Software Eng.
Complexity

Uhm, I am not quite


clearYet another
complex IT paradigm?

Reasons to Consider Avoiding Cloud Computing

Security

Data Location & Privacy

Internet Dependency, Performance & Latency

Current Enterprise Applications Can't Be Migrated Easily

Many Cloud Offerings: Good, but new issues-vendor lock in,


scaling across clouds

IBM Cloud
Manjrasoft Aneka

Complex decisions
to make?

Threats, vulnerabilities, and enemies


Goal

Learn the cloud computing threat model by examining the assets,


vulnerabilities, entry points, and actors in a cloud

Technique

Apply different threat modeling schemes

Basic components

Attacker modeling
Choose what attacker to consider
Attacker motivation and capabilities

Assets / Attacker Goals

Vulnerabilities / threats

Who is the attacker?

Insider?
Malicious employees at client
Malicious employees at Cloud provider
Cloud provider itself

Outsider?
Intruders
Network attackers?

Attacker Capability: Malicious Insiders

At client

Learn passwords/authentication information


Gain control of the VMs

At cloud provider

Log client communication

Attacker Capability: Cloud Provider

What?
Can read unencrypted data
Can possibly peek into VMs, or make copies of VMs
Can monitor network communication, application patterns

Attacker motivation: Cloud Provider

Why?
Gain information about client data
Gain information on client behavior
Sell the information or use itself
Why not?

Cheaper to be honest?
Why? (again)
Third party clouds?

Attacker Capability: Outside attacker

What?
Listen to network traffic (passive)
Insert malicious traffic (active)
Probe cloud structure (active)
Launch DoS

Attacker goals: Outside attackers

Intrusion

Network analysis

Man in the middle

Cartography

Assets (Attacker goals)

Confidentiality

Data stored in the cloud

Configuration of VMs running on the cloud

Identity of the cloud users

Location of the VMs running client code

Assets (Attacker goals)

Integrity
Data stored in the cloud
Computations performed on the cloud

Assets (Attacker goals)

Availability
Cloud infrastructure
SaaS/ PaaS

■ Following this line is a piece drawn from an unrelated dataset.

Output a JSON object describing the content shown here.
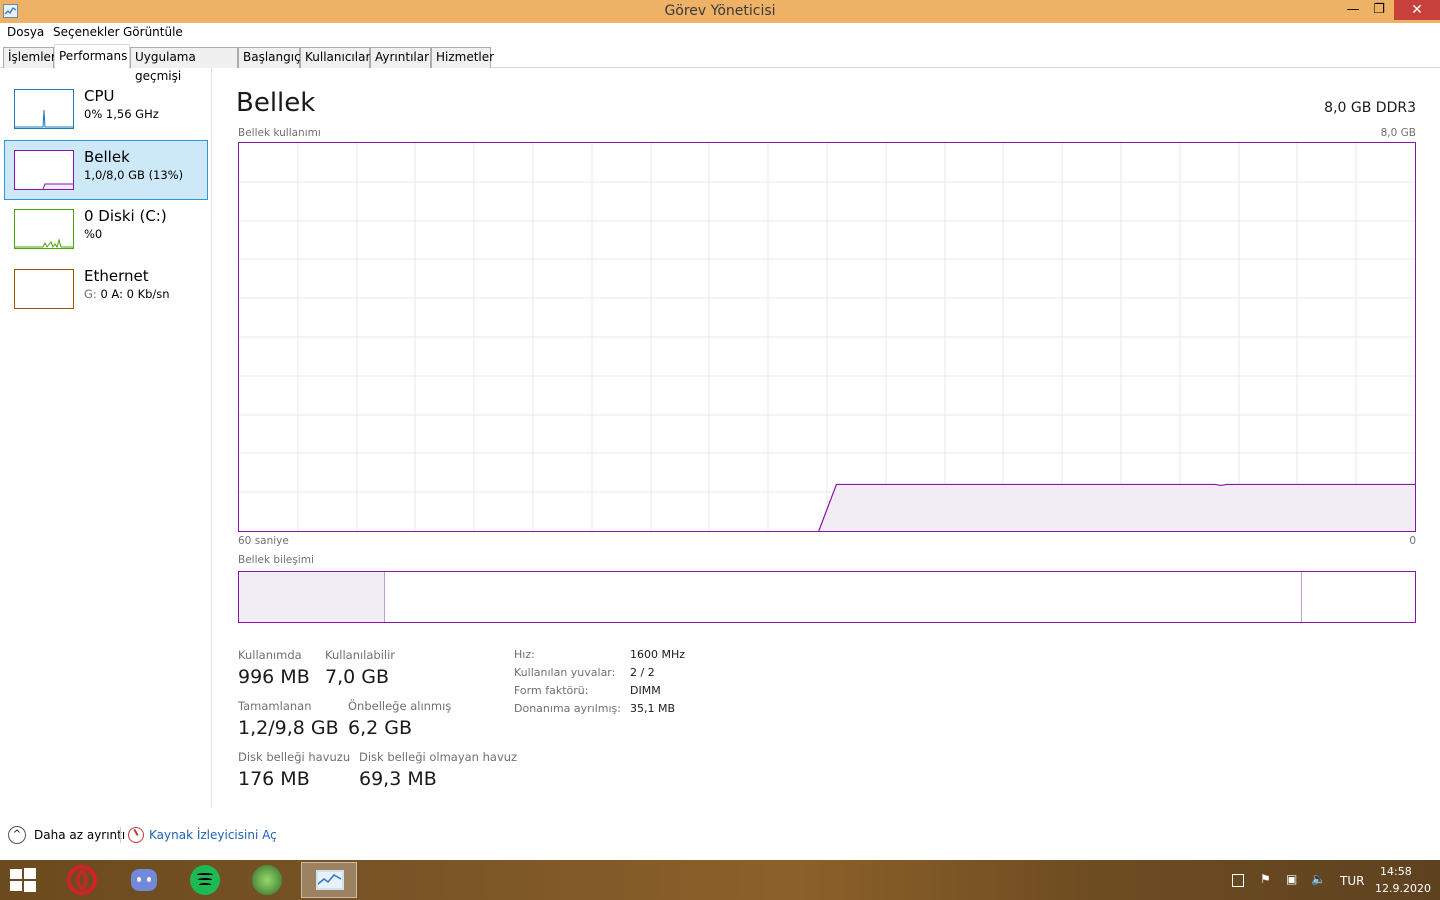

Organizing the threats using STRIDE

Spoofing identity

Tampering with data

Repudiation

Information disclosure

Denial of service

Elevation of privilege